• Your task
Without any of its pictures, the listing below should be output exactly.
--- Dataset content Enclosed Below ---
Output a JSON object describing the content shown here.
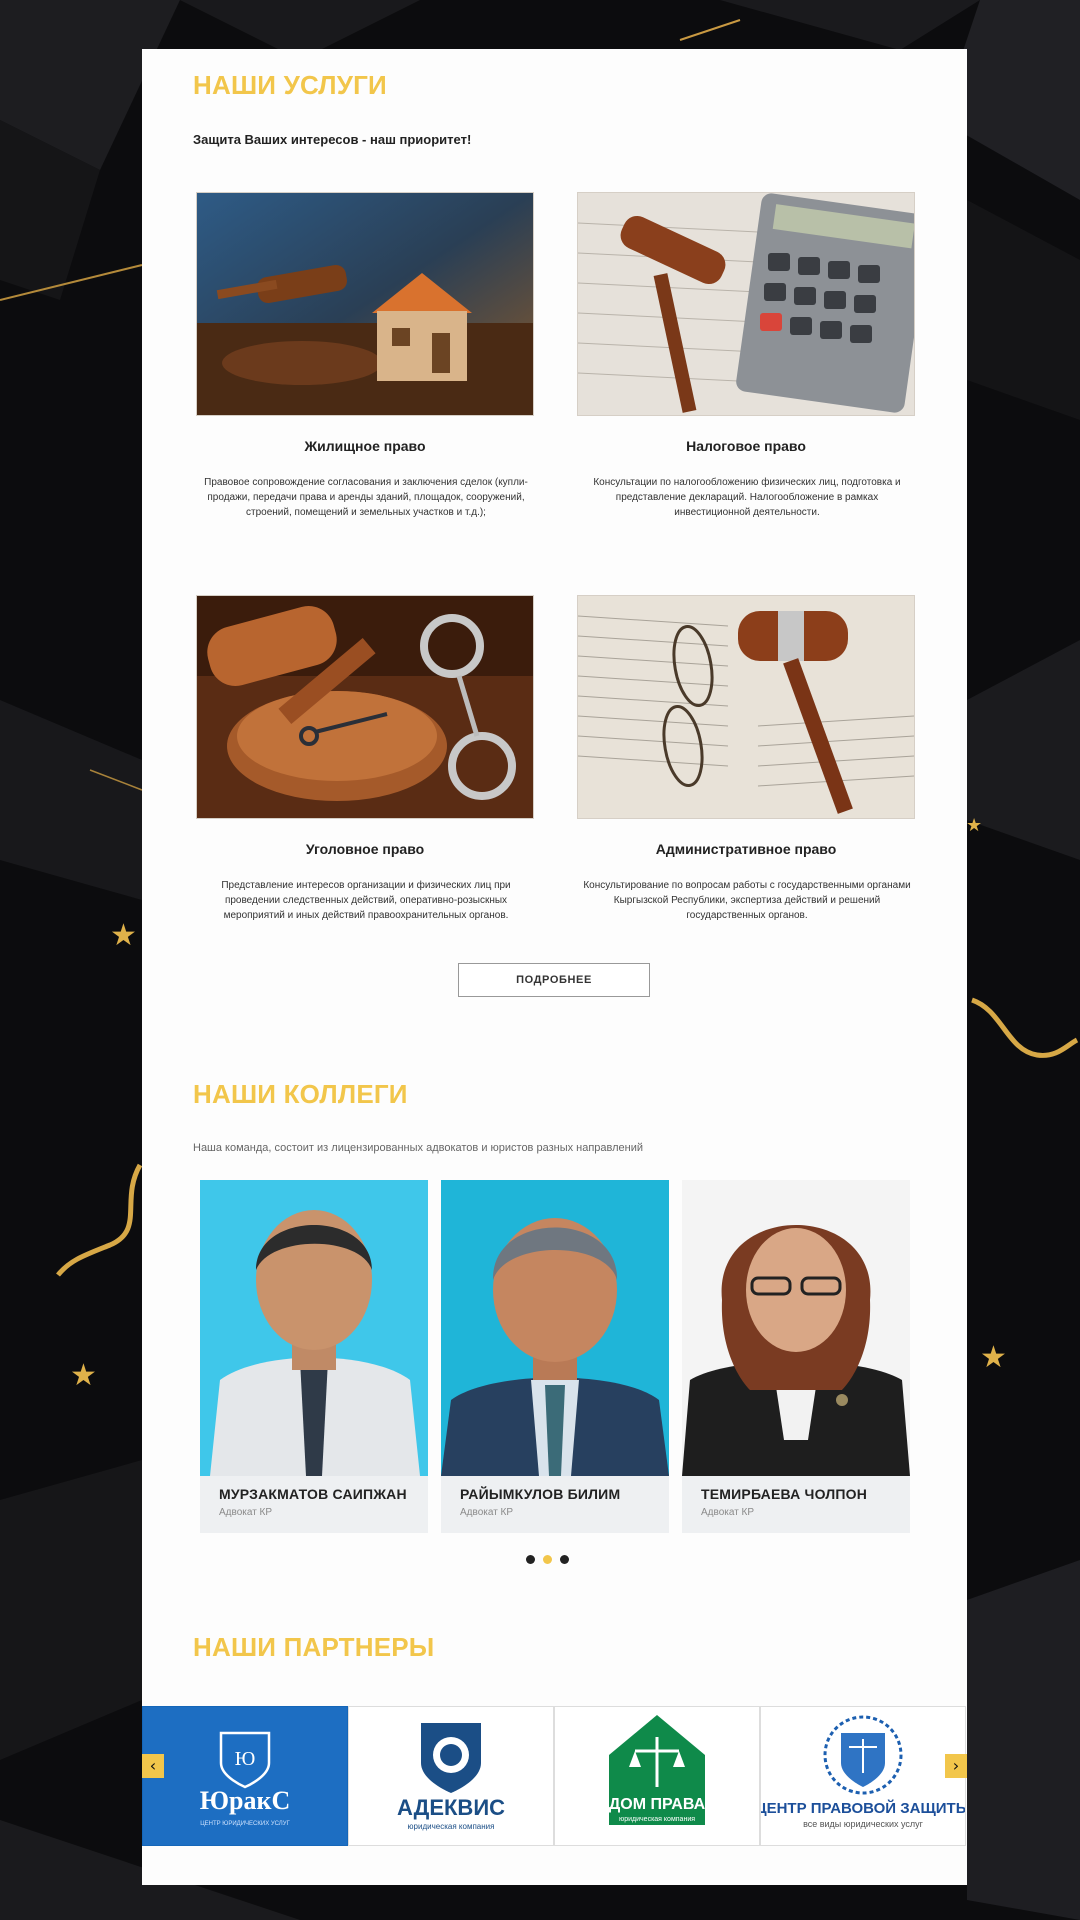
{
  "services": {
    "title": "НАШИ УСЛУГИ",
    "subtitle": "Защита Ваших интересов - наш приоритет!",
    "items": [
      {
        "title": "Жилищное право",
        "text": "Правовое сопровождение согласования и заключения сделок (купли-продажи, передачи права и аренды зданий, площадок, сооружений, строений, помещений и земельных участков и т.д.);"
      },
      {
        "title": "Налоговое право",
        "text": "Консультации по налогообложению физических лиц, подготовка и представление деклараций. Налогообложение в рамках инвестиционной деятельности."
      },
      {
        "title": "Уголовное право",
        "text": "Представление интересов организации и физических лиц при проведении следственных действий, оперативно-розыскных мероприятий и иных действий правоохранительных органов."
      },
      {
        "title": "Административное право",
        "text": "Консультирование по вопросам работы с государственными органами Кыргызской Республики, экспертиза действий и решений государственных органов."
      }
    ],
    "more_label": "ПОДРОБНЕЕ"
  },
  "colleagues": {
    "title": "НАШИ КОЛЛЕГИ",
    "description": "Наша команда, состоит из лицензированных адвокатов и юристов разных направлений",
    "people": [
      {
        "name": "МУРЗАКМАТОВ САИПЖАН",
        "role": "Адвокат КР"
      },
      {
        "name": "РАЙЫМКУЛОВ БИЛИМ",
        "role": "Адвокат КР"
      },
      {
        "name": "ТЕМИРБАЕВА ЧОЛПОН",
        "role": "Адвокат КР"
      }
    ],
    "active_dot": 2
  },
  "partners": {
    "title": "НАШИ ПАРТНЕРЫ",
    "items": [
      {
        "logo_mark": "Ю",
        "name": "ЮракС",
        "tagline": "ЦЕНТР ЮРИДИЧЕСКИХ УСЛУГ"
      },
      {
        "name": "АДЕКВИС",
        "tagline": "юридическая компания"
      },
      {
        "name": "ДОМ ПРАВА",
        "tagline": "юридическая компания"
      },
      {
        "name": "ЦЕНТР ПРАВОВОЙ ЗАЩИТЫ",
        "tagline": "все виды юридических услуг"
      }
    ]
  },
  "colors": {
    "accent": "#f2c64b",
    "background": "#0c0c0e",
    "panel": "#fdfdfd"
  },
  "icons": {
    "prev": "chevron-left-icon",
    "next": "chevron-right-icon"
  }
}
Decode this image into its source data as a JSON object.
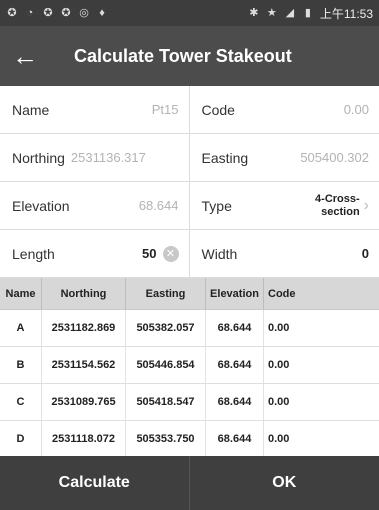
{
  "status_bar": {
    "time": "上午11:53"
  },
  "app_bar": {
    "back_icon": "arrow-left-icon",
    "title": "Calculate Tower Stakeout"
  },
  "form": {
    "name_label": "Name",
    "name_value": "Pt15",
    "code_label": "Code",
    "code_value": "0.00",
    "northing_label": "Northing",
    "northing_value": "2531136.317",
    "easting_label": "Easting",
    "easting_value": "505400.302",
    "elevation_label": "Elevation",
    "elevation_value": "68.644",
    "type_label": "Type",
    "type_value": "4-Cross-section",
    "length_label": "Length",
    "length_value": "50",
    "width_label": "Width",
    "width_value": "0"
  },
  "table": {
    "headers": [
      "Name",
      "Northing",
      "Easting",
      "Elevation",
      "Code"
    ],
    "rows": [
      [
        "A",
        "2531182.869",
        "505382.057",
        "68.644",
        "0.00"
      ],
      [
        "B",
        "2531154.562",
        "505446.854",
        "68.644",
        "0.00"
      ],
      [
        "C",
        "2531089.765",
        "505418.547",
        "68.644",
        "0.00"
      ],
      [
        "D",
        "2531118.072",
        "505353.750",
        "68.644",
        "0.00"
      ]
    ]
  },
  "buttons": {
    "calculate": "Calculate",
    "ok": "OK"
  }
}
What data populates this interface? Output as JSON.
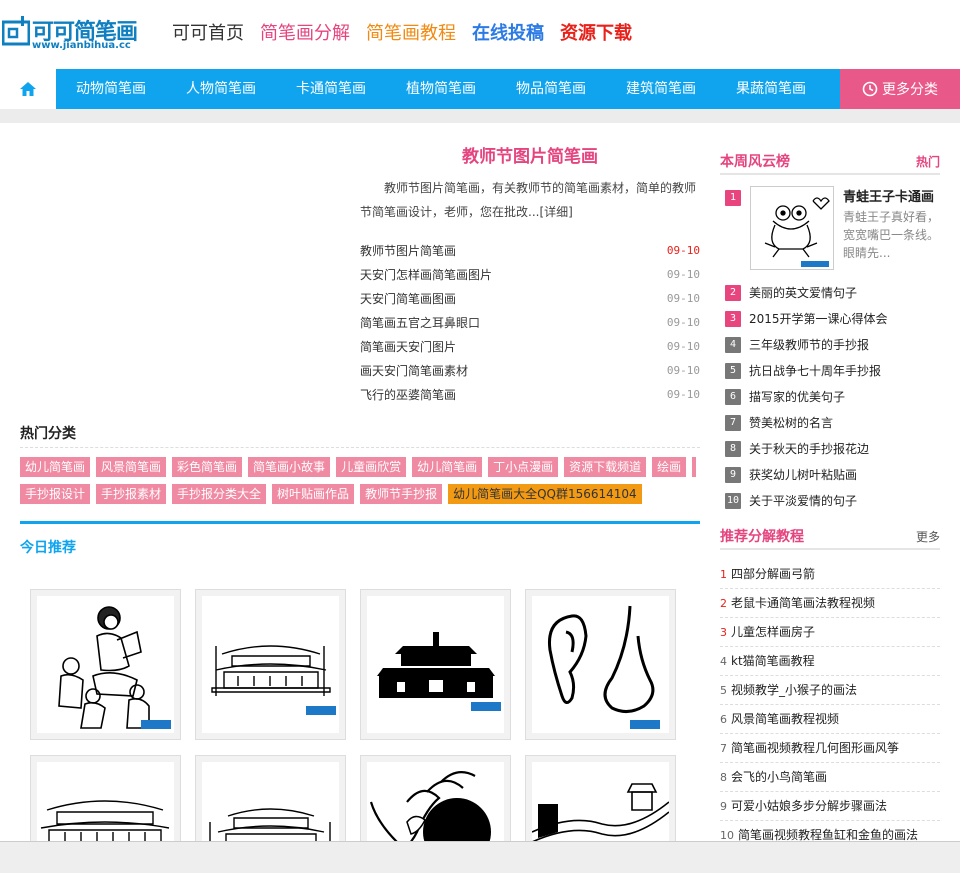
{
  "logo": {
    "text": "可可简笔画",
    "url": "www.jianbihua.cc"
  },
  "topnav": [
    "可可首页",
    "简笔画分解",
    "简笔画教程",
    "在线投稿",
    "资源下载"
  ],
  "catbar": {
    "items": [
      "动物简笔画",
      "人物简笔画",
      "卡通简笔画",
      "植物简笔画",
      "物品简笔画",
      "建筑简笔画",
      "果蔬简笔画"
    ],
    "more": "更多分类"
  },
  "feature": {
    "title": "教师节图片简笔画",
    "desc": "教师节图片简笔画，有关教师节的简笔画素材，简单的教师节简笔画设计，老师，您在批改...",
    "detail": "[详细]",
    "items": [
      {
        "title": "教师节图片简笔画",
        "date": "09-10"
      },
      {
        "title": "天安门怎样画简笔画图片",
        "date": "09-10"
      },
      {
        "title": "天安门简笔画图画",
        "date": "09-10"
      },
      {
        "title": "简笔画五官之耳鼻眼口",
        "date": "09-10"
      },
      {
        "title": "简笔画天安门图片",
        "date": "09-10"
      },
      {
        "title": "画天安门简笔画素材",
        "date": "09-10"
      },
      {
        "title": "飞行的巫婆简笔画",
        "date": "09-10"
      }
    ]
  },
  "hot": {
    "title": "热门分类",
    "row1": [
      "幼儿简笔画",
      "风景简笔画",
      "彩色简笔画",
      "简笔画小故事",
      "儿童画欣赏",
      "幼儿简笔画",
      "丁小点漫画",
      "资源下载频道",
      "绘画",
      "黑"
    ],
    "row2": [
      "手抄报设计",
      "手抄报素材",
      "手抄报分类大全",
      "树叶贴画作品",
      "教师节手抄报"
    ],
    "qq": "幼儿简笔画大全QQ群156614104"
  },
  "today": {
    "title": "今日推荐"
  },
  "ranking": {
    "title": "本周风云榜",
    "more": "热门",
    "top": {
      "num": "1",
      "title": "青蛙王子卡通画",
      "desc": "青蛙王子真好看，宽宽嘴巴一条线。眼睛先..."
    },
    "items": [
      {
        "num": "2",
        "text": "美丽的英文爱情句子"
      },
      {
        "num": "3",
        "text": "2015开学第一课心得体会"
      },
      {
        "num": "4",
        "text": "三年级教师节的手抄报"
      },
      {
        "num": "5",
        "text": "抗日战争七十周年手抄报"
      },
      {
        "num": "6",
        "text": "描写家的优美句子"
      },
      {
        "num": "7",
        "text": "赞美松树的名言"
      },
      {
        "num": "8",
        "text": "关于秋天的手抄报花边"
      },
      {
        "num": "9",
        "text": "获奖幼儿树叶粘贴画"
      },
      {
        "num": "10",
        "text": "关于平淡爱情的句子"
      }
    ]
  },
  "tutorials": {
    "title": "推荐分解教程",
    "more": "更多",
    "items": [
      {
        "num": "1",
        "text": "四部分解画弓箭"
      },
      {
        "num": "2",
        "text": "老鼠卡通简笔画法教程视频"
      },
      {
        "num": "3",
        "text": "儿童怎样画房子"
      },
      {
        "num": "4",
        "text": "kt猫简笔画教程"
      },
      {
        "num": "5",
        "text": "视频教学_小猴子的画法"
      },
      {
        "num": "6",
        "text": "风景简笔画教程视频"
      },
      {
        "num": "7",
        "text": "简笔画视频教程几何图形画风筝"
      },
      {
        "num": "8",
        "text": "会飞的小鸟简笔画"
      },
      {
        "num": "9",
        "text": "可爱小姑娘多步分解步骤画法"
      },
      {
        "num": "10",
        "text": "简笔画视频教程鱼缸和金鱼的画法"
      }
    ]
  }
}
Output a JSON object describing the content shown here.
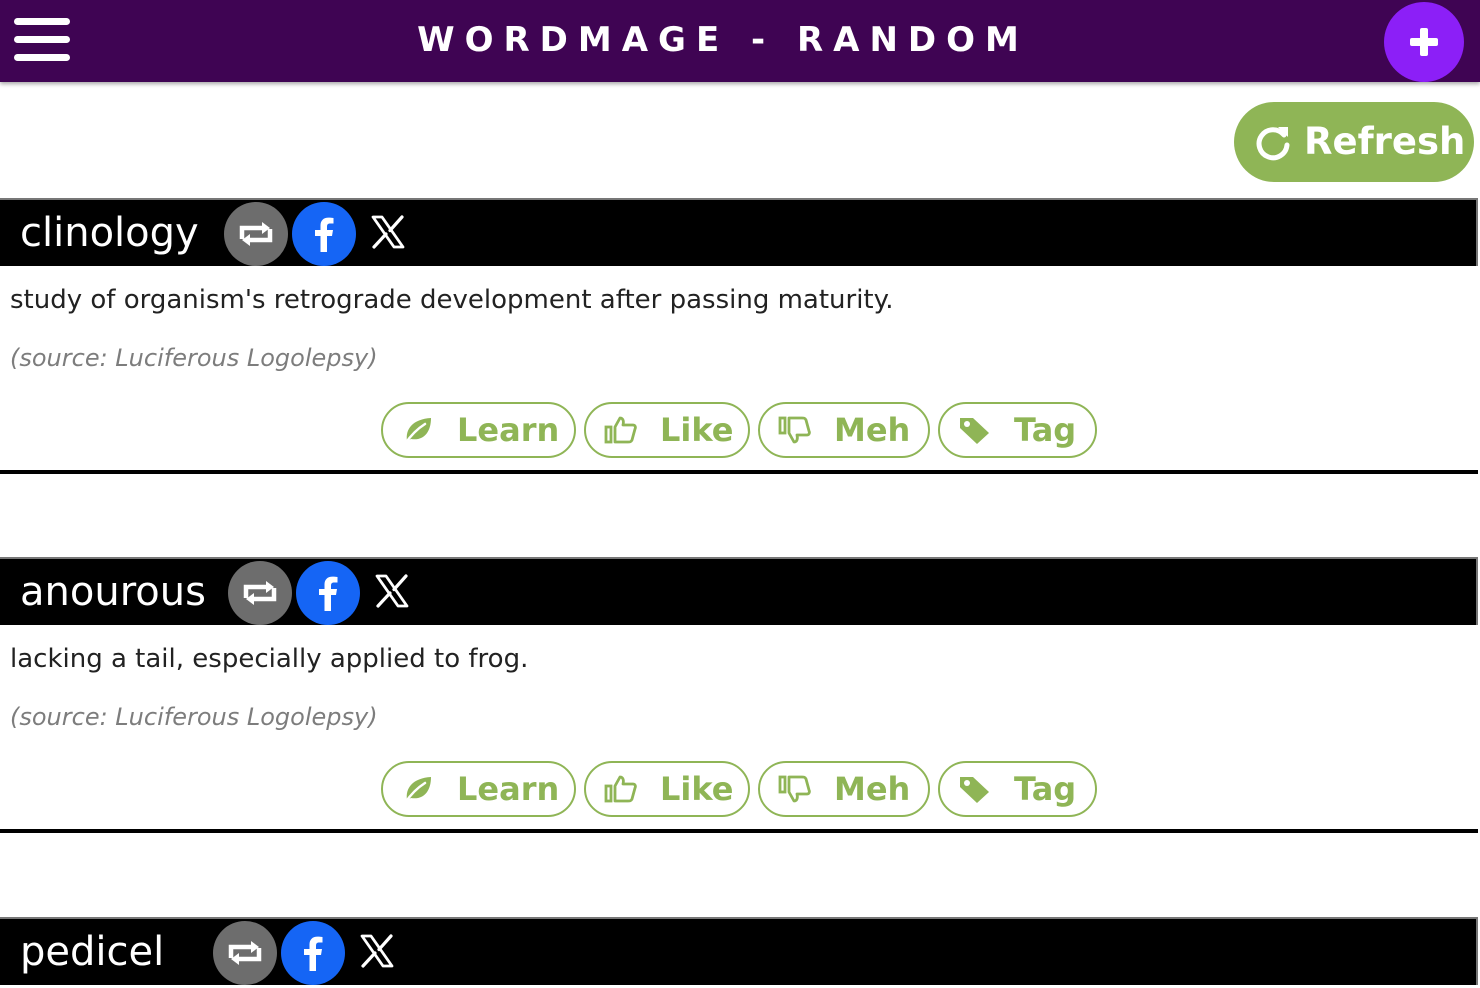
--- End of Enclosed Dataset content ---
• The completed task
Output a JSON object describing the content shown here.
{
  "services": {
    "title": "НАШИ УСЛУГИ",
    "subtitle": "Защита Ваших интересов - наш приоритет!",
    "items": [
      {
        "title": "Жилищное право",
        "text": "Правовое сопровождение согласования и заключения сделок (купли-продажи, передачи права и аренды зданий, площадок, сооружений, строений, помещений и земельных участков и т.д.);"
      },
      {
        "title": "Налоговое право",
        "text": "Консультации по налогообложению физических лиц, подготовка и представление деклараций. Налогообложение в рамках инвестиционной деятельности."
      },
      {
        "title": "Уголовное право",
        "text": "Представление интересов организации и физических лиц при проведении следственных действий, оперативно-розыскных мероприятий и иных действий правоохранительных органов."
      },
      {
        "title": "Административное право",
        "text": "Консультирование по вопросам работы с государственными органами Кыргызской Республики, экспертиза действий и решений государственных органов."
      }
    ],
    "more_label": "ПОДРОБНЕЕ"
  },
  "colleagues": {
    "title": "НАШИ КОЛЛЕГИ",
    "description": "Наша команда, состоит из лицензированных адвокатов и юристов разных направлений",
    "people": [
      {
        "name": "МУРЗАКМАТОВ САИПЖАН",
        "role": "Адвокат КР"
      },
      {
        "name": "РАЙЫМКУЛОВ БИЛИМ",
        "role": "Адвокат КР"
      },
      {
        "name": "ТЕМИРБАЕВА ЧОЛПОН",
        "role": "Адвокат КР"
      }
    ],
    "active_dot": 2
  },
  "partners": {
    "title": "НАШИ ПАРТНЕРЫ",
    "items": [
      {
        "logo_mark": "Ю",
        "name": "ЮракС",
        "tagline": "ЦЕНТР ЮРИДИЧЕСКИХ УСЛУГ"
      },
      {
        "name": "АДЕКВИС",
        "tagline": "юридическая компания"
      },
      {
        "name": "ДОМ ПРАВА",
        "tagline": "юридическая компания"
      },
      {
        "name": "ЦЕНТР ПРАВОВОЙ ЗАЩИТЫ",
        "tagline": "все виды юридических услуг"
      }
    ]
  },
  "colors": {
    "accent": "#f2c64b",
    "background": "#0c0c0e",
    "panel": "#fdfdfd"
  },
  "icons": {
    "prev": "chevron-left-icon",
    "next": "chevron-right-icon"
  }
}
Decode this image into its source data as a JSON object.
{
  "status_bar": {
    "time": "上午11:53"
  },
  "app_bar": {
    "back_icon": "arrow-left-icon",
    "title": "Calculate Tower Stakeout"
  },
  "form": {
    "name_label": "Name",
    "name_value": "Pt15",
    "code_label": "Code",
    "code_value": "0.00",
    "northing_label": "Northing",
    "northing_value": "2531136.317",
    "easting_label": "Easting",
    "easting_value": "505400.302",
    "elevation_label": "Elevation",
    "elevation_value": "68.644",
    "type_label": "Type",
    "type_value": "4-Cross-section",
    "length_label": "Length",
    "length_value": "50",
    "width_label": "Width",
    "width_value": "0"
  },
  "table": {
    "headers": [
      "Name",
      "Northing",
      "Easting",
      "Elevation",
      "Code"
    ],
    "rows": [
      [
        "A",
        "2531182.869",
        "505382.057",
        "68.644",
        "0.00"
      ],
      [
        "B",
        "2531154.562",
        "505446.854",
        "68.644",
        "0.00"
      ],
      [
        "C",
        "2531089.765",
        "505418.547",
        "68.644",
        "0.00"
      ],
      [
        "D",
        "2531118.072",
        "505353.750",
        "68.644",
        "0.00"
      ]
    ]
  },
  "buttons": {
    "calculate": "Calculate",
    "ok": "OK"
  }
}
What data populates this interface? Output as JSON.
{
  "logo": {
    "text": "可可简笔画",
    "url": "www.jianbihua.cc"
  },
  "topnav": [
    "可可首页",
    "简笔画分解",
    "简笔画教程",
    "在线投稿",
    "资源下载"
  ],
  "catbar": {
    "items": [
      "动物简笔画",
      "人物简笔画",
      "卡通简笔画",
      "植物简笔画",
      "物品简笔画",
      "建筑简笔画",
      "果蔬简笔画"
    ],
    "more": "更多分类"
  },
  "feature": {
    "title": "教师节图片简笔画",
    "desc": "教师节图片简笔画，有关教师节的简笔画素材，简单的教师节简笔画设计，老师，您在批改...",
    "detail": "[详细]",
    "items": [
      {
        "title": "教师节图片简笔画",
        "date": "09-10"
      },
      {
        "title": "天安门怎样画简笔画图片",
        "date": "09-10"
      },
      {
        "title": "天安门简笔画图画",
        "date": "09-10"
      },
      {
        "title": "简笔画五官之耳鼻眼口",
        "date": "09-10"
      },
      {
        "title": "简笔画天安门图片",
        "date": "09-10"
      },
      {
        "title": "画天安门简笔画素材",
        "date": "09-10"
      },
      {
        "title": "飞行的巫婆简笔画",
        "date": "09-10"
      }
    ]
  },
  "hot": {
    "title": "热门分类",
    "row1": [
      "幼儿简笔画",
      "风景简笔画",
      "彩色简笔画",
      "简笔画小故事",
      "儿童画欣赏",
      "幼儿简笔画",
      "丁小点漫画",
      "资源下载频道",
      "绘画",
      "黑"
    ],
    "row2": [
      "手抄报设计",
      "手抄报素材",
      "手抄报分类大全",
      "树叶贴画作品",
      "教师节手抄报"
    ],
    "qq": "幼儿简笔画大全QQ群156614104"
  },
  "today": {
    "title": "今日推荐"
  },
  "ranking": {
    "title": "本周风云榜",
    "more": "热门",
    "top": {
      "num": "1",
      "title": "青蛙王子卡通画",
      "desc": "青蛙王子真好看，宽宽嘴巴一条线。眼睛先..."
    },
    "items": [
      {
        "num": "2",
        "text": "美丽的英文爱情句子"
      },
      {
        "num": "3",
        "text": "2015开学第一课心得体会"
      },
      {
        "num": "4",
        "text": "三年级教师节的手抄报"
      },
      {
        "num": "5",
        "text": "抗日战争七十周年手抄报"
      },
      {
        "num": "6",
        "text": "描写家的优美句子"
      },
      {
        "num": "7",
        "text": "赞美松树的名言"
      },
      {
        "num": "8",
        "text": "关于秋天的手抄报花边"
      },
      {
        "num": "9",
        "text": "获奖幼儿树叶粘贴画"
      },
      {
        "num": "10",
        "text": "关于平淡爱情的句子"
      }
    ]
  },
  "tutorials": {
    "title": "推荐分解教程",
    "more": "更多",
    "items": [
      {
        "num": "1",
        "text": "四部分解画弓箭"
      },
      {
        "num": "2",
        "text": "老鼠卡通简笔画法教程视频"
      },
      {
        "num": "3",
        "text": "儿童怎样画房子"
      },
      {
        "num": "4",
        "text": "kt猫简笔画教程"
      },
      {
        "num": "5",
        "text": "视频教学_小猴子的画法"
      },
      {
        "num": "6",
        "text": "风景简笔画教程视频"
      },
      {
        "num": "7",
        "text": "简笔画视频教程几何图形画风筝"
      },
      {
        "num": "8",
        "text": "会飞的小鸟简笔画"
      },
      {
        "num": "9",
        "text": "可爱小姑娘多步分解步骤画法"
      },
      {
        "num": "10",
        "text": "简笔画视频教程鱼缸和金鱼的画法"
      }
    ]
  }
}
Output a JSON object describing the content shown here.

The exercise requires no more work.